The challenge with white-listing is ensuring you have 100% of the required signatures to allow the system to run, given the sheer number of variations of bona fide code and configurations. Through its acquisition of SignaCert in 2010, Harris has assembled a database of code and configuration signatures for over 3 billion software objects from more than 2,000 vendors. Harris has four patents on this technology and has embedded it in their Trusted Enterprise Cloud service.

This is another strike against the “cloud monoculture” viewpoint: to be relevant to a particular market segment, a cloud must deliver more than on-demand VMs; it must also solve key infrastructure challenges that distract organizations from their marketplace or mission. For many, including Federal government agencies, assuring a secure cloud platform is a great example of something that Trusted Enterprise Cloud solves effectively, and is what distinguishes it from “same basic cloud, shiny new label” offerings.

 

Getting rid of noisy neighbors: Enterprise class cloud performance and predictability

If you’ve ever lived in a multitenant building like a condo or apartment complex (or flats, as they’re called where I grew up in England), then you know all about the problem of noisy neighbors. One reason many enterprises are leery of public clouds is the same issue: in some multitenant infrastructures, the bad behavior of other tenants can affect the performance of your systems.

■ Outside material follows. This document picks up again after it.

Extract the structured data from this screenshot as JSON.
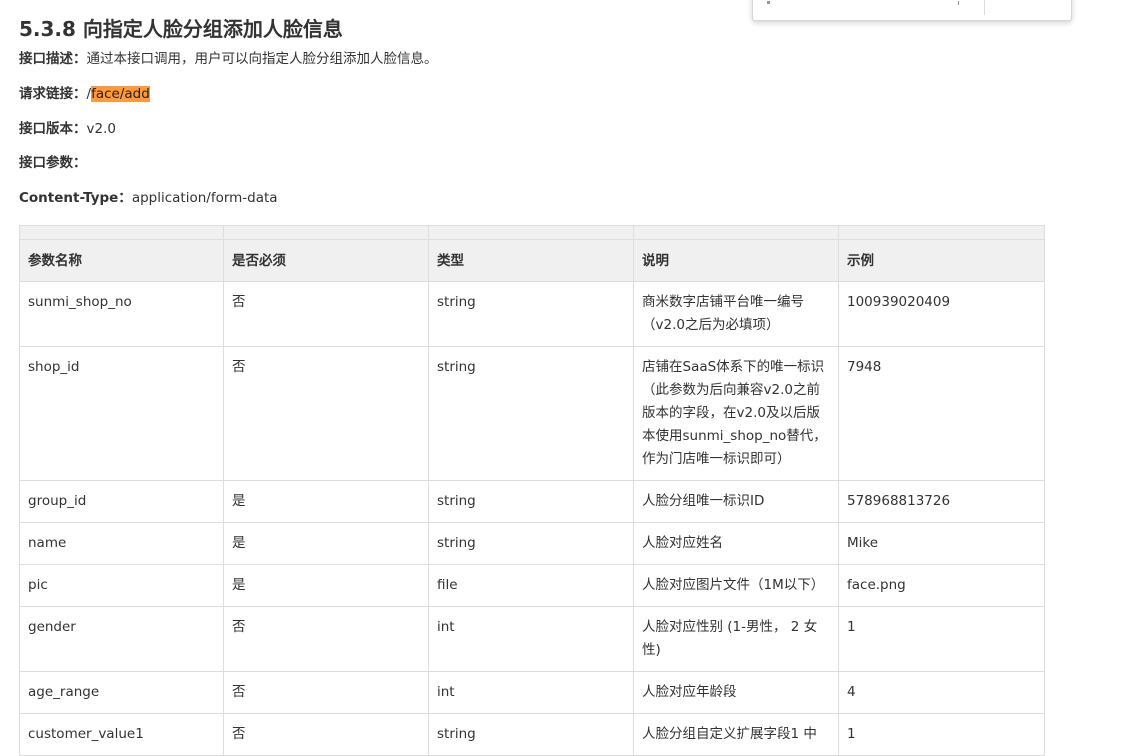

In fact, it’s more insidious than that: when you’re buying a virtual server instance in an infrastructure cloud, you may not actually get what you pay for due to other tenants stealing physical server resources.

This typically happens because the hypervisor used to virtualize the service makes each VM think it has exclusive access to the physical server hardware, yet places few limitations on how those resources can be consumed. So a VM generating a lot of network traffic gets as much as it can use – at the expense of other VMs from other tenants of the service. The same goes for other types of I/O, especially storage. If you are unlucky enough to have your VM land on the same physical server as one of these noisy neighbor VMs from another tenant, then you won’t get the virtual machine instance you paid for.

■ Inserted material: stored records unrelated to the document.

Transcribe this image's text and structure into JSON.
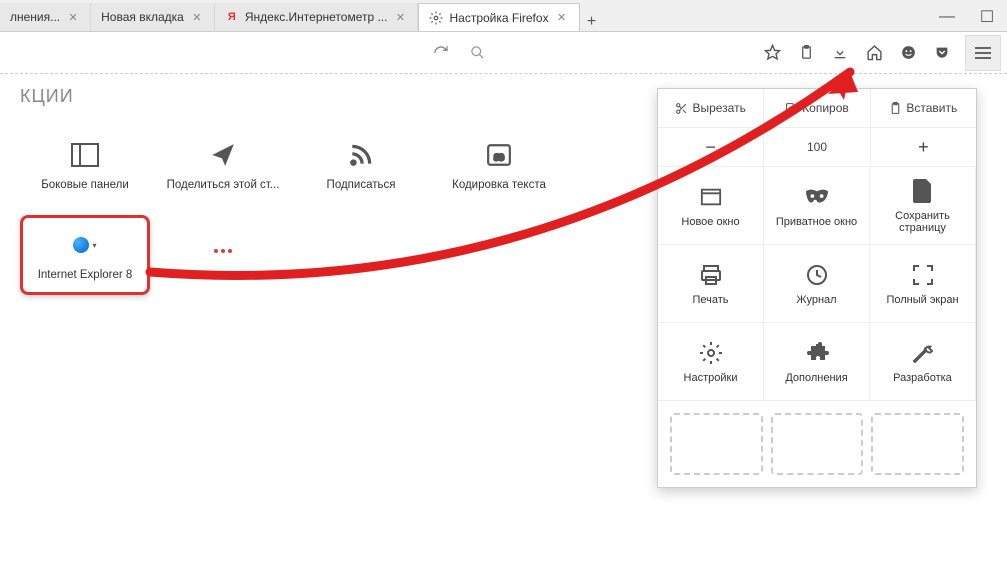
{
  "tabs": [
    {
      "label": "лнения...",
      "favicon": ""
    },
    {
      "label": "Новая вкладка",
      "favicon": ""
    },
    {
      "label": "Яндекс.Интернетометр ...",
      "favicon": "Я"
    },
    {
      "label": "Настройка Firefox",
      "favicon": "⚙",
      "active": true
    }
  ],
  "section_title": "КЦИИ",
  "toolbar": {
    "search_placeholder": ""
  },
  "tools": [
    {
      "label": "Боковые панели",
      "icon": "sidebar"
    },
    {
      "label": "Поделиться этой ст...",
      "icon": "paperplane"
    },
    {
      "label": "Подписаться",
      "icon": "rss"
    },
    {
      "label": "Кодировка текста",
      "icon": "encoding"
    },
    {
      "label": "Internet Explorer 8",
      "icon": "ie",
      "highlight": true
    },
    {
      "label": "",
      "icon": "lastpass"
    }
  ],
  "menu": {
    "clipboard": {
      "cut": "Вырезать",
      "copy": "Копиров",
      "paste": "Вставить"
    },
    "zoom": {
      "value": "100"
    },
    "items": [
      {
        "label": "Новое окно",
        "icon": "window"
      },
      {
        "label": "Приватное окно",
        "icon": "mask"
      },
      {
        "label": "Сохранить страницу",
        "icon": "file"
      },
      {
        "label": "Печать",
        "icon": "print"
      },
      {
        "label": "Журнал",
        "icon": "clock"
      },
      {
        "label": "Полный экран",
        "icon": "fullscreen"
      },
      {
        "label": "Настройки",
        "icon": "gear"
      },
      {
        "label": "Дополнения",
        "icon": "puzzle"
      },
      {
        "label": "Разработка",
        "icon": "wrench"
      }
    ]
  }
}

If this weren’t bad enough, another consequence is complete lack of predictability – you have no idea what the performance of a given VM will be, since that depends on the other tenants of the service. Some of my cloudy colleagues spent time with IT teams who were running tests to guess the physical server size of their cloud service provider, so they could buy virtual server instances of the same size – guaranteeing that they wouldn’t have any noisy neighbors. It’s a bit like renting an entire building in the apartment complex to make sure you can get a good night’s sleep.

Ensuring that the resource consumption of one VM doesn’t affect others that happen to be located on the same physical server is a key function of vSphere. Any VMware virtualized service is capable of delivering this capability, and in vCloud Datacenter we took it a step further by defining two virtual data center (VDC) classes that offer guaranteed server resources for your VMs. The Committed VDC allows you to subscribe to a set of compute, memory and storage resources that are guaranteed to be available for your virtual machines, even though the underlying hardware is shared with other tenants.

The service also offers the Dedicated VDC, which provides physically separate hardware – ideal for meeting security or regulatory requirements where physically sharing isn’t an option. This is also sometimes known as virtual private cloud. The difference is the ease of mobility between VDCs within the service – you can quickly move VMs between VDCs as requirements change. One less thing to lose sleep over, and you don’t need to buy out the building to do it.